Page and application data records:
----------------------------------------
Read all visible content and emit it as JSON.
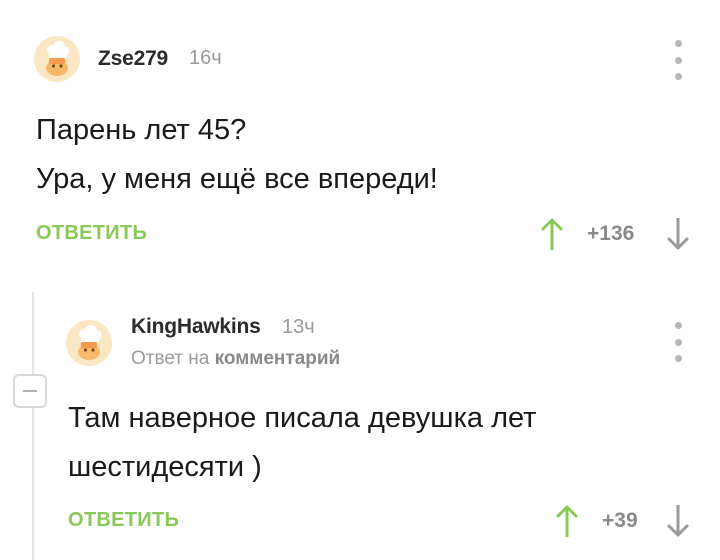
{
  "comments": [
    {
      "author": "Zse279",
      "time": "16ч",
      "body_lines": [
        "Парень лет 45?",
        "Ура, у меня ещё все впереди!"
      ],
      "reply_label": "ОТВЕТИТЬ",
      "rating": "+136"
    },
    {
      "author": "KingHawkins",
      "time": "13ч",
      "reply_to_prefix": "Ответ на",
      "reply_to_link": "комментарий",
      "body_lines": [
        "Там наверное писала девушка лет",
        "шестидесяти )"
      ],
      "reply_label": "ОТВЕТИТЬ",
      "rating": "+39"
    }
  ],
  "colors": {
    "accent_green": "#8ac858",
    "muted_gray": "#9a9a9a",
    "avatar_bg": "#fbe7c4"
  },
  "icons": [
    "avatar-chef",
    "more-vert-icon",
    "arrow-up-icon",
    "arrow-down-icon",
    "collapse-minus-icon"
  ]
}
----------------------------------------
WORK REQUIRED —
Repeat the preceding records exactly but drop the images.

EXERCISE RESULT —
Read all visible content and emit it as JSON.
{
  "comments": [
    {
      "author": "Zse279",
      "time": "16ч",
      "body_lines": [
        "Парень лет 45?",
        "Ура, у меня ещё все впереди!"
      ],
      "reply_label": "ОТВЕТИТЬ",
      "rating": "+136"
    },
    {
      "author": "KingHawkins",
      "time": "13ч",
      "reply_to_prefix": "Ответ на",
      "reply_to_link": "комментарий",
      "body_lines": [
        "Там наверное писала девушка лет",
        "шестидесяти )"
      ],
      "reply_label": "ОТВЕТИТЬ",
      "rating": "+39"
    }
  ],
  "colors": {
    "accent_green": "#8ac858",
    "muted_gray": "#9a9a9a",
    "avatar_bg": "#fbe7c4"
  },
  "icons": [
    "avatar-chef",
    "more-vert-icon",
    "arrow-up-icon",
    "arrow-down-icon",
    "collapse-minus-icon"
  ]
}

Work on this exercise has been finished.